A Gift of Laughter Have you ever gotten mad at someone for disrupting you, and then realized they were only trying to help? That same thing happened to Robbie and his father in the story A Gift of Laughter by Allan Sherman. When Robbie interrupts his parents’ conversation to show his dad a picture, his dad gets frustrated and upsets Robbie. Throughout the story his father remembers his own childhood days, which in the end changes his attitude towards his son, and reveals the theme. It began when Robbie’s father was having an important conversation with his wife.
In “The Forsaken” Duncan Campbell Scott reveals a mother who survives and saves her infant’s life because of her parental instincts; she speaks not of love or expectations, she does what she must for her child and accepts her fate as a result his adult decisions. These three poems are all about parental relationships with their children and the natural instincts which result from this bond; though each parents faces a different challenge with their child, their love is unquestionable. Ben Johnson’s poem “On My First Son” is a heart wrenching tale of a father who must face the loss of his son.
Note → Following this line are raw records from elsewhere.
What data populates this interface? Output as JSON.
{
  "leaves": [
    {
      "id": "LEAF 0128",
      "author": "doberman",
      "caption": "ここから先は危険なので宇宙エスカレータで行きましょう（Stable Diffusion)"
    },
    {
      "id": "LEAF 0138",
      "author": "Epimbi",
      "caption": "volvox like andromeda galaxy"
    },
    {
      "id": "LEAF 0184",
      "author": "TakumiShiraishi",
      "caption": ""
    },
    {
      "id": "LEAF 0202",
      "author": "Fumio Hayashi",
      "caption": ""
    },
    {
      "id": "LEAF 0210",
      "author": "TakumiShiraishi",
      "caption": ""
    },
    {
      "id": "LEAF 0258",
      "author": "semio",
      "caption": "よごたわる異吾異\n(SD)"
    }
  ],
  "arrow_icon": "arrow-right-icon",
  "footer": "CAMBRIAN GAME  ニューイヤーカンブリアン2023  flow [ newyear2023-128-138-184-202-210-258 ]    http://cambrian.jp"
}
To endure such a loss is unimaginable to anyone who has not experienced it, and the instinctual reaction can only be an overwhelming sadness. Jonson blames himself in part for his overwhelming grief for ever having allowed himself to love so deep, “My sin was too much hope of thee, love’d boy” (2) and “As what he loves may never like too much” (12) which means he is vowing to never let his heart go so unreserved in the future so as to protect himself from ever having to experience such pain again.
Eddie’s father introduced him to the pier where Eddie spent most of his life; he showed him the ropes for his future. After the war, his father all but disowned him after Eddie hurt his pride. He basically left his son, while the Captain swore to never leave him behind. The Captain rescued Eddie from himself, and the burning barn, and then sacrificed his life for his men not too much later. He went to check for landmines and was blown up to save Eddie and the other members of his unit.
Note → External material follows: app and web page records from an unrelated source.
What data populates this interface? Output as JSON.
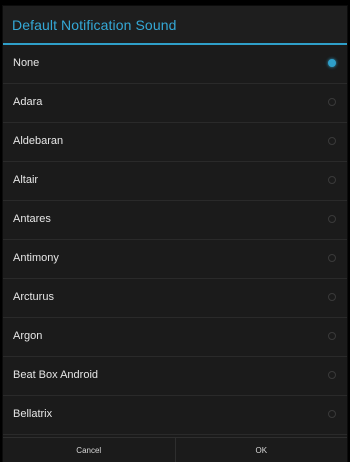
{
  "dialog": {
    "title": "Default Notification Sound",
    "accent_color": "#2f9fc9",
    "items": [
      {
        "label": "None",
        "selected": true
      },
      {
        "label": "Adara",
        "selected": false
      },
      {
        "label": "Aldebaran",
        "selected": false
      },
      {
        "label": "Altair",
        "selected": false
      },
      {
        "label": "Antares",
        "selected": false
      },
      {
        "label": "Antimony",
        "selected": false
      },
      {
        "label": "Arcturus",
        "selected": false
      },
      {
        "label": "Argon",
        "selected": false
      },
      {
        "label": "Beat Box Android",
        "selected": false
      },
      {
        "label": "Bellatrix",
        "selected": false
      }
    ],
    "buttons": {
      "cancel_label": "Cancel",
      "ok_label": "OK"
    }
  }
}
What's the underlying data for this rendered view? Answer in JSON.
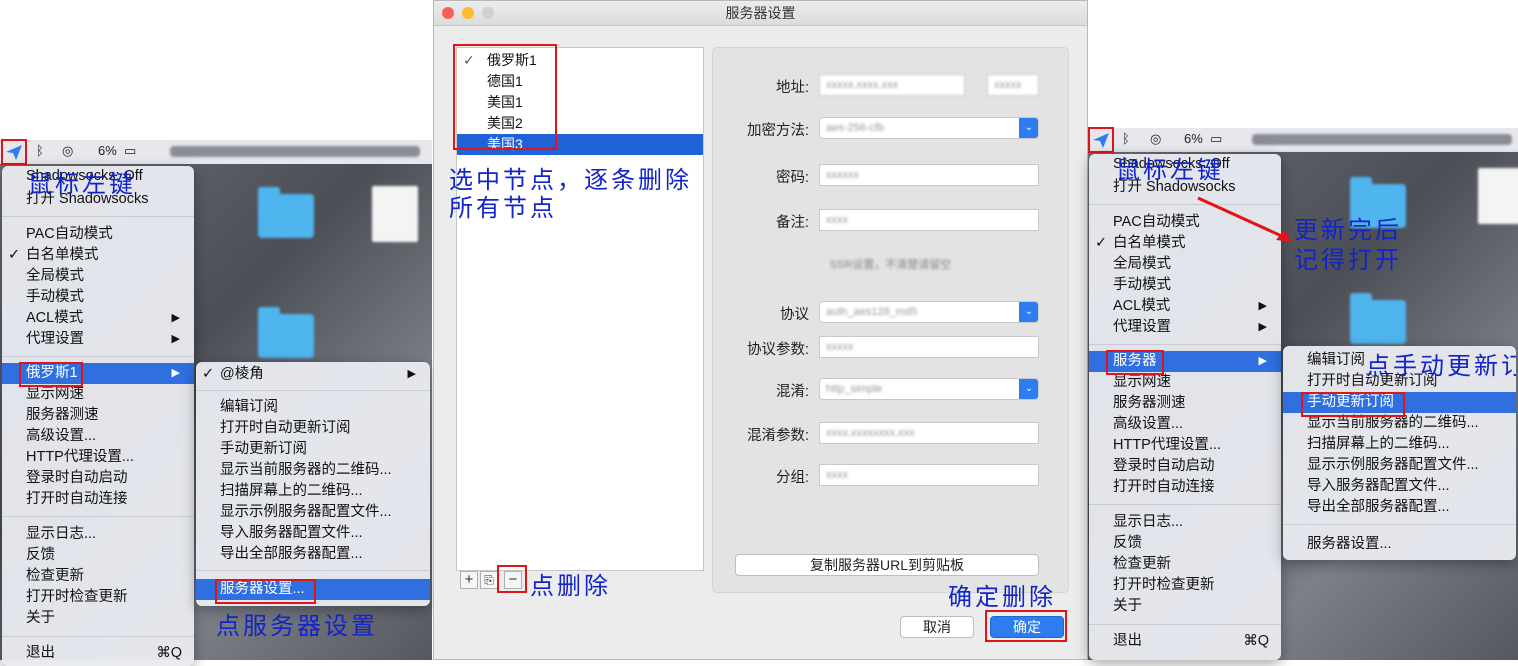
{
  "colors": {
    "annotation": "#1224c8",
    "highlight_box": "#e2141a",
    "selection": "#2f6fe0",
    "confirm_button": "#2d7df0"
  },
  "left": {
    "status": {
      "battery": "6%",
      "icons": [
        "paper-plane-icon",
        "bluetooth-icon",
        "wifi-icon",
        "battery-icon"
      ]
    },
    "menu_items": [
      {
        "label": "Shadowsocks: Off"
      },
      {
        "label": "打开 Shadowsocks"
      },
      {
        "label": "PAC自动模式"
      },
      {
        "label": "白名单模式",
        "checked": "✓"
      },
      {
        "label": "全局模式"
      },
      {
        "label": "手动模式"
      },
      {
        "label": "ACL模式",
        "arrow": "▶"
      },
      {
        "label": "代理设置",
        "arrow": "▶"
      },
      {
        "label": "俄罗斯1",
        "arrow": "▶"
      },
      {
        "label": "显示网速"
      },
      {
        "label": "服务器测速"
      },
      {
        "label": "高级设置..."
      },
      {
        "label": "HTTP代理设置..."
      },
      {
        "label": "登录时自动启动"
      },
      {
        "label": "打开时自动连接"
      },
      {
        "label": "显示日志..."
      },
      {
        "label": "反馈"
      },
      {
        "label": "检查更新"
      },
      {
        "label": "打开时检查更新"
      },
      {
        "label": "关于"
      },
      {
        "label": "退出",
        "shortcut": "⌘Q"
      }
    ],
    "submenu_items": [
      {
        "label": "@棱角",
        "checked": "✓",
        "arrow": "▶"
      },
      {
        "label": "编辑订阅"
      },
      {
        "label": "打开时自动更新订阅"
      },
      {
        "label": "手动更新订阅"
      },
      {
        "label": "显示当前服务器的二维码..."
      },
      {
        "label": "扫描屏幕上的二维码..."
      },
      {
        "label": "显示示例服务器配置文件..."
      },
      {
        "label": "导入服务器配置文件..."
      },
      {
        "label": "导出全部服务器配置..."
      },
      {
        "label": "服务器设置..."
      }
    ],
    "annotations": {
      "left_click": "鼠标左键",
      "server_settings": "点服务器设置"
    }
  },
  "dialog": {
    "title": "服务器设置",
    "servers": [
      {
        "name": "俄罗斯1",
        "checked": "✓"
      },
      {
        "name": "德国1"
      },
      {
        "name": "美国1"
      },
      {
        "name": "美国2"
      },
      {
        "name": "美国3"
      }
    ],
    "fields": [
      {
        "label": "地址:",
        "value": "xxxxx.xxxx.xxx",
        "port": "xxxxx"
      },
      {
        "label": "加密方法:",
        "value": "aes-256-cfb"
      },
      {
        "label": "密码:",
        "value": "xxxxxx"
      },
      {
        "label": "备注:",
        "value": "xxxx"
      },
      {
        "label": "协议",
        "value": "auth_aes128_md5"
      },
      {
        "label": "协议参数:",
        "value": "xxxxx"
      },
      {
        "label": "混淆:",
        "value": "http_simple"
      },
      {
        "label": "混淆参数:",
        "value": "xxxx.xxxxxxxx.xxx"
      },
      {
        "label": "分组:",
        "value": "xxxx"
      }
    ],
    "section_note": "SSR设置，不清楚请留空",
    "copy_button": "复制服务器URL到剪贴板",
    "cancel_button": "取消",
    "ok_button": "确定",
    "toolbar": {
      "add": "+",
      "duplicate": "⎘",
      "remove": "−"
    },
    "annotations": {
      "select_delete": "选中节点，逐条删除",
      "all_nodes": "所有节点",
      "click_delete": "点删除",
      "confirm_delete": "确定删除"
    }
  },
  "right": {
    "status": {
      "battery": "6%"
    },
    "menu_items": [
      {
        "label": "Shadowsocks: Off"
      },
      {
        "label": "打开 Shadowsocks"
      },
      {
        "label": "PAC自动模式"
      },
      {
        "label": "白名单模式",
        "checked": "✓"
      },
      {
        "label": "全局模式"
      },
      {
        "label": "手动模式"
      },
      {
        "label": "ACL模式",
        "arrow": "▶"
      },
      {
        "label": "代理设置",
        "arrow": "▶"
      },
      {
        "label": "服务器",
        "arrow": "▶"
      },
      {
        "label": "显示网速"
      },
      {
        "label": "服务器测速"
      },
      {
        "label": "高级设置..."
      },
      {
        "label": "HTTP代理设置..."
      },
      {
        "label": "登录时自动启动"
      },
      {
        "label": "打开时自动连接"
      },
      {
        "label": "显示日志..."
      },
      {
        "label": "反馈"
      },
      {
        "label": "检查更新"
      },
      {
        "label": "打开时检查更新"
      },
      {
        "label": "关于"
      },
      {
        "label": "退出",
        "shortcut": "⌘Q"
      }
    ],
    "submenu_items": [
      {
        "label": "编辑订阅"
      },
      {
        "label": "打开时自动更新订阅"
      },
      {
        "label": "手动更新订阅"
      },
      {
        "label": "显示当前服务器的二维码..."
      },
      {
        "label": "扫描屏幕上的二维码..."
      },
      {
        "label": "显示示例服务器配置文件..."
      },
      {
        "label": "导入服务器配置文件..."
      },
      {
        "label": "导出全部服务器配置..."
      },
      {
        "label": "服务器设置..."
      }
    ],
    "annotations": {
      "left_click": "鼠标左键",
      "reopen_1": "更新完后",
      "reopen_2": "记得打开",
      "manual_update": "点手动更新订阅"
    }
  }
}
Dad said I shouldn’t…because I didn’t care,” (76) proves that the sadness of his brothers’ death caused him to not think before he acted. This shows that he didn’t think of the consequences, which proves he did not apply his “heart knowledge” when he felt the emotion of sadness. However, as the main character matures and becomes more aware of his “heart knowledge” he begins to act more rational when feeling the emotion of sadness. Towards the end of the novel, the main character is overwhelmed with sadness when his close friend dies. He applies his “heart knowledge” and acts rational by praying that she is alright in heaven and attending masses.
Even in the darkest hours, family is the one constant that will give support and love. The story of “The Prodigal Son” is about the love that a father has for a child even after that child has sinned against him. The younger of his sons wanted to live his own life, so he asked for his portion of his father’s estate. His father complied, and the son took off to a foreign land, where he wasted the money on parties and living extravagantly. After the money was gone, the son was abandoned by the friends that he met along the way.
“My Papa’s Waltz” – Theodore Roethke Poems can have many different meanings and interpretations. This poem, about a father and a son, is no different. When first reading this poem, many people’s initial thoughts would be negative because it can be interpreted as an abusive relationship. With a second look though, this is not the case at all. “My Papa’s Waltz” is an endearing poem about a young boy that longs for the undivided attention of his working father.